(Data entries)
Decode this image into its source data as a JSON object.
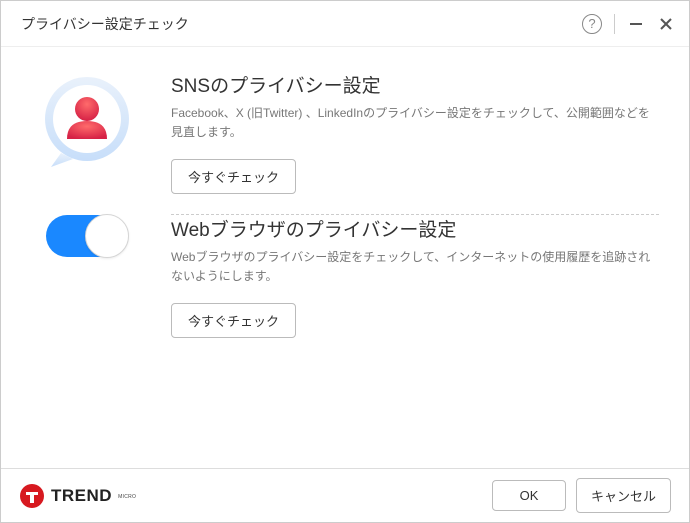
{
  "title": "プライバシー設定チェック",
  "sections": {
    "sns": {
      "heading": "SNSのプライバシー設定",
      "desc": "Facebook、X (旧Twitter) 、LinkedInのプライバシー設定をチェックして、公開範囲などを見直します。",
      "button": "今すぐチェック"
    },
    "browser": {
      "heading": "Webブラウザのプライバシー設定",
      "desc": "Webブラウザのプライバシー設定をチェックして、インターネットの使用履歴を追跡されないようにします。",
      "button": "今すぐチェック",
      "toggle_on": true
    }
  },
  "footer": {
    "brand": "TREND",
    "brand_sub": "MICRO",
    "ok": "OK",
    "cancel": "キャンセル"
  }
}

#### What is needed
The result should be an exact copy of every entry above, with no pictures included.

#### Response below
Decode this image into its source data as a JSON object.
{
  "title": "プライバシー設定チェック",
  "sections": {
    "sns": {
      "heading": "SNSのプライバシー設定",
      "desc": "Facebook、X (旧Twitter) 、LinkedInのプライバシー設定をチェックして、公開範囲などを見直します。",
      "button": "今すぐチェック"
    },
    "browser": {
      "heading": "Webブラウザのプライバシー設定",
      "desc": "Webブラウザのプライバシー設定をチェックして、インターネットの使用履歴を追跡されないようにします。",
      "button": "今すぐチェック",
      "toggle_on": true
    }
  },
  "footer": {
    "brand": "TREND",
    "brand_sub": "MICRO",
    "ok": "OK",
    "cancel": "キャンセル"
  }
}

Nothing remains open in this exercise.